Lillooet is located between the eastern edge of the Coastal Mountain foothills and the western edge of British Columbia's interior desert landscape.
The town spreads along a bench of land overlooking the mighty Fraser River and is backed by the snow-capped Coastal Mountains that rise from the dry desert canyon. Lakes and rivers in the area form part of the Fraser River drainage system.
The Fraser River is the largest salmon spawning river in the world and the longest undamned river in North America. Often referred to as the "Muddy Fraser," the river deposits 20-million tons of sand, silt and mud from the BC interior, as a result of erosion, glaciation, rock-breaking frosts, rain freshets, and spring floods.
Numerous spots in Lillooet and along the highway afford beautiful views of the river canyon. View First Nations fishermen as they fish and dry salmon. Eleven First Nations bands fish off the rocks on the Lillooet side of the river.
Just a few minutes drive northeast of Lillooet on Highway 99 is Pavilion Lake. The lake's beautiful crystal-clear waters host unique microbialites – formations resembling fresh water coral – that are easily seen from shore. Since 2004, the lake has been the site of the University of Britiish Columbia's Pavilion Lake Research Project, which studies these microbialites. The main sponsors of the project are the Canadian Space Agency and NASA.
Located just west of Lillooet are the crystal blue waters of Seton Lake. The lake is primarily fed by Anderson Lake to the southwest, via the short Seton Portage River, but is also impacted by Carpenter Lake. Seton Lake's shoreline offers a perfect setting for camping, swimming, wild life viewing, fishing, and bird watching opportunities.
Climb aboard the Kaoham Shuttle running on the Canadian National Railway tracks along the north shore of the lake and through a 1,220m/4,000ft tunnel.

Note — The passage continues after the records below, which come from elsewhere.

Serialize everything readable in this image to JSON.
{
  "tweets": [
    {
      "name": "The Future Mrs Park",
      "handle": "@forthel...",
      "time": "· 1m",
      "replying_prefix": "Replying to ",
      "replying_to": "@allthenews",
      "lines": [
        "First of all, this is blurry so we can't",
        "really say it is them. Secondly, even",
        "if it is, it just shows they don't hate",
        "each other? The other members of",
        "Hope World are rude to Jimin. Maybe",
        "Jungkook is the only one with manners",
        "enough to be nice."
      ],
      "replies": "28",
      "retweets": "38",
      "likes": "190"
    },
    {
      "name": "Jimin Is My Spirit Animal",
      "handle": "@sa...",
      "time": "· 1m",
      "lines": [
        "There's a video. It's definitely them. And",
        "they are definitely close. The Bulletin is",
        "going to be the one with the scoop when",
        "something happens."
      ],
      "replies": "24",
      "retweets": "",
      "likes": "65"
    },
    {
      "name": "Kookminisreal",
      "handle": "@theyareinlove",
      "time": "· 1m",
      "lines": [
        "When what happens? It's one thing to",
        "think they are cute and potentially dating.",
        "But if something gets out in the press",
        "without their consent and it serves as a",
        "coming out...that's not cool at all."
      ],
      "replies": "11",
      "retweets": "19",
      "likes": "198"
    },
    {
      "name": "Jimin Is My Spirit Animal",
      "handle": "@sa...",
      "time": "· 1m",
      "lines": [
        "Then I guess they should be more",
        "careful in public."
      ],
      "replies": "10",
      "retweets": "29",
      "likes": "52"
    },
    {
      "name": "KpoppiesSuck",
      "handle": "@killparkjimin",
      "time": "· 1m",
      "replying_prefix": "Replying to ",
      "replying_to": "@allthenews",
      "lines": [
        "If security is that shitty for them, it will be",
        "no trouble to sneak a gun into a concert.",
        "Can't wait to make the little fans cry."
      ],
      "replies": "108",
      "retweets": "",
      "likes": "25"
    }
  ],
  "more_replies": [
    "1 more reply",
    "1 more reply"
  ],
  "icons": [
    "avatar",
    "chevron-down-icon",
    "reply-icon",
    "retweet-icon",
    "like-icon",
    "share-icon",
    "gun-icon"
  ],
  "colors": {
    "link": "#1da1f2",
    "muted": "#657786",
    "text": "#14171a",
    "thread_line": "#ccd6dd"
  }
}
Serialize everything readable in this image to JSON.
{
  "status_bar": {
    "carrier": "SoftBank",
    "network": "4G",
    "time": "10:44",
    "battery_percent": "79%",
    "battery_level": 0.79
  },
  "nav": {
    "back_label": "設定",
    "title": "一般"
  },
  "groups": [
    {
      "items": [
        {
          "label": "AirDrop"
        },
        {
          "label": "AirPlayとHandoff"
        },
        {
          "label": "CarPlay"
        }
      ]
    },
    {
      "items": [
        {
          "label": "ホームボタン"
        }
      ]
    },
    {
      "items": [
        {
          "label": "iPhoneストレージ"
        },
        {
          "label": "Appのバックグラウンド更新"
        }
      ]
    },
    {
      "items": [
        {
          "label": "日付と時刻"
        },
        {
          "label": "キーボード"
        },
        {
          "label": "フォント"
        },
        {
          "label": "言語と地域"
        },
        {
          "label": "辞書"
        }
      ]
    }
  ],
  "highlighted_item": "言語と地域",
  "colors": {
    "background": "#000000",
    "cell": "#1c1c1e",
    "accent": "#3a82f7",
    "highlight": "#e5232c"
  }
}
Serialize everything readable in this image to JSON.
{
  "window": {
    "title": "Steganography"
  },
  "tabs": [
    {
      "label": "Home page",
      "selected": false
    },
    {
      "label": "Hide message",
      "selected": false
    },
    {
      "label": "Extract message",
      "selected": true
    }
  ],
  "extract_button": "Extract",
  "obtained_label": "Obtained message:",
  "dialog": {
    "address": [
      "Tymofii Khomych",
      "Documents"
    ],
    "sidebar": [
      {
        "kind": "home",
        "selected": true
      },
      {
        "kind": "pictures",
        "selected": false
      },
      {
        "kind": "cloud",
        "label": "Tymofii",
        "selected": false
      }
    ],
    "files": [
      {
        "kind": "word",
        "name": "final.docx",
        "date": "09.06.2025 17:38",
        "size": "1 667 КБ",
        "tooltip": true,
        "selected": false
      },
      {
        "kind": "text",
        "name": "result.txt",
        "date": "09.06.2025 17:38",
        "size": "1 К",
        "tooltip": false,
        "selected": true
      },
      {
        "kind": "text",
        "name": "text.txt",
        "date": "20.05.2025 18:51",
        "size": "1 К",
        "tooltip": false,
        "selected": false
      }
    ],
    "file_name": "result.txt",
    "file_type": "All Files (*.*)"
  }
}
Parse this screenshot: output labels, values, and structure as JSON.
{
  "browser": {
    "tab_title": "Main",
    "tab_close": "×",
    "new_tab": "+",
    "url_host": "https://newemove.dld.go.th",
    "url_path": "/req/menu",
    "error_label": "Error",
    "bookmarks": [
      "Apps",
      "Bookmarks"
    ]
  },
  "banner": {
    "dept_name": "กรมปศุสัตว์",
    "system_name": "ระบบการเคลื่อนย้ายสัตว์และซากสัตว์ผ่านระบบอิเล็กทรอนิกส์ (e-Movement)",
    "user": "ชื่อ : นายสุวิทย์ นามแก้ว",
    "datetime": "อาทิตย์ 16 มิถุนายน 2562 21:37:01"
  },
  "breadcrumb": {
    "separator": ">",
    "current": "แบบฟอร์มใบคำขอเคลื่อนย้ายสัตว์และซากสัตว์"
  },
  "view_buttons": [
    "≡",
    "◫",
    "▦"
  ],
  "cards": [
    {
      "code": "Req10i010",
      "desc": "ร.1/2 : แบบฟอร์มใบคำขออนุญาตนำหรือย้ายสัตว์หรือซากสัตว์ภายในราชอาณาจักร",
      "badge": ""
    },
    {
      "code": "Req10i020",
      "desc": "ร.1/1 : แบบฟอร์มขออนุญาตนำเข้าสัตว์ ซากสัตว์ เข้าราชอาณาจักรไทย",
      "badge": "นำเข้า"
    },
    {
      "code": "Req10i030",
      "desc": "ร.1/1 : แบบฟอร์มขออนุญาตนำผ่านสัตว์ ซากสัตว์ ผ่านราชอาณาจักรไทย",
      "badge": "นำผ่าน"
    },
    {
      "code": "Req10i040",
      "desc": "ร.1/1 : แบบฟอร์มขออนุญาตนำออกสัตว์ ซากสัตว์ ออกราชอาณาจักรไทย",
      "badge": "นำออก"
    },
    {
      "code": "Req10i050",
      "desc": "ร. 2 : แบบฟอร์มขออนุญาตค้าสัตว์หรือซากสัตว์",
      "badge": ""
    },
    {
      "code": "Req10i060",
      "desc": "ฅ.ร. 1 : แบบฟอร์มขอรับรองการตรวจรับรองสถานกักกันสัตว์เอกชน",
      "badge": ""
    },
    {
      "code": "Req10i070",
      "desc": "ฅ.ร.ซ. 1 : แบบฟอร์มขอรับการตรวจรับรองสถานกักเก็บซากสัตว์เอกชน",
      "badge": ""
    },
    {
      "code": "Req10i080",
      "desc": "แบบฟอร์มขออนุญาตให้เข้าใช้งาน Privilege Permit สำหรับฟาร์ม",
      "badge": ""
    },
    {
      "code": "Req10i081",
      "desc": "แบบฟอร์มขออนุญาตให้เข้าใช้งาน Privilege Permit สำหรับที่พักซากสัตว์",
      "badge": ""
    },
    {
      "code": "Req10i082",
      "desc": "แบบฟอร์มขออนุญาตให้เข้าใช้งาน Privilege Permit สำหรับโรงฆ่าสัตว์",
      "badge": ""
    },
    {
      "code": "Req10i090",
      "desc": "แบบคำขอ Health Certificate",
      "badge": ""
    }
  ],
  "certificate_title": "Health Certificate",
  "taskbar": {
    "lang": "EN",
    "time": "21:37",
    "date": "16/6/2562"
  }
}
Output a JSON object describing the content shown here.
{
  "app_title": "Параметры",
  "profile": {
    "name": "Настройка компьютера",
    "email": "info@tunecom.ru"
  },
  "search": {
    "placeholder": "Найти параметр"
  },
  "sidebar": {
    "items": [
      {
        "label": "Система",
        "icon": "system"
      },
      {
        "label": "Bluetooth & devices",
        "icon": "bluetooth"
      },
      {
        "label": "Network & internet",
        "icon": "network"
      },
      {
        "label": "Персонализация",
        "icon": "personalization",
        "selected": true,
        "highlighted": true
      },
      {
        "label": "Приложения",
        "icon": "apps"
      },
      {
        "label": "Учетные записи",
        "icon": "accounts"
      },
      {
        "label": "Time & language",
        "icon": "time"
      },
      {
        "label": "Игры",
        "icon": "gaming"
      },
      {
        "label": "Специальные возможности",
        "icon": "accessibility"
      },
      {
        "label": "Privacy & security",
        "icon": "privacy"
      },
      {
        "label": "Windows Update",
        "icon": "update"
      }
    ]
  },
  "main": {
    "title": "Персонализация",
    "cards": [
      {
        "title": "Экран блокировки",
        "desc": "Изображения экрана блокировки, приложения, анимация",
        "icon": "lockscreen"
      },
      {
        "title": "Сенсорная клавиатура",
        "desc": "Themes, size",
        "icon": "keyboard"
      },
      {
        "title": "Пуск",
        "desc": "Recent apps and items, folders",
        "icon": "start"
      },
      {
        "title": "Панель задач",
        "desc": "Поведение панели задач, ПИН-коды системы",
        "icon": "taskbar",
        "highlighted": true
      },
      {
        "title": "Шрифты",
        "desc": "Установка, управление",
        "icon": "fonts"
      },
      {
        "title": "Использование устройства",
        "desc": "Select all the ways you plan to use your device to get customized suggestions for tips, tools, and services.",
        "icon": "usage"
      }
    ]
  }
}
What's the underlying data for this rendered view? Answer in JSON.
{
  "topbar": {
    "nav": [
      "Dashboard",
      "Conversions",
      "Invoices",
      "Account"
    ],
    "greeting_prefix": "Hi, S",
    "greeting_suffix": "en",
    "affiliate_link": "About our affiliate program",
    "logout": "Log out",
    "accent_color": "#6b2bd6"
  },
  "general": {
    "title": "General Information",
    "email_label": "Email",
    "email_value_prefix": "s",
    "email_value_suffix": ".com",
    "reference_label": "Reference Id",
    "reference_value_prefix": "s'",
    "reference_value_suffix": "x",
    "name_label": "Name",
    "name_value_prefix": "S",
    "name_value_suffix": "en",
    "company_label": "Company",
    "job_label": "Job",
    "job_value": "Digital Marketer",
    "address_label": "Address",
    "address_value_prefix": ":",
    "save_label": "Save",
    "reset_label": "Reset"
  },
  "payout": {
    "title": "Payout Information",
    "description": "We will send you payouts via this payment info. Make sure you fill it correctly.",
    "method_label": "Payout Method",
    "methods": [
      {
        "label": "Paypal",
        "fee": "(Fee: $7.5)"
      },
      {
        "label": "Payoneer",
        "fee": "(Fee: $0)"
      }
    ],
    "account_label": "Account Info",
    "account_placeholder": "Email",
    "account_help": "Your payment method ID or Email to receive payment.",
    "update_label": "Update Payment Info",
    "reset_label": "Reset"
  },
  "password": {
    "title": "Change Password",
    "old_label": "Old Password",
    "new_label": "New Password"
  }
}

A portion of the Bridge River Hydroelectric Development, the largest power project undertaken in BC's history, is visible along this route.
Climate and Weather
Because Lillooet is located in the rain shadow of the Coastal Mountains, it enjoys a semi-arid climate similar to that of Osoyoos in the south Okanagan, although it is not far from the lush vegetation of the Coastal Mountain rainforest. Average daytime highs in summer reach 38°C/100°F, but a cool evening breezes often blow in from the Fraser River. In winter, temperatures run a moderate but consistent daytime temperature of 5C°/41F°.
Annual precipitation averages 290mm/11.5in a year, with little snow falls in town. However, excellent powder in the surrounding mountains provides great snowmobiling and downhill skiing opportunities.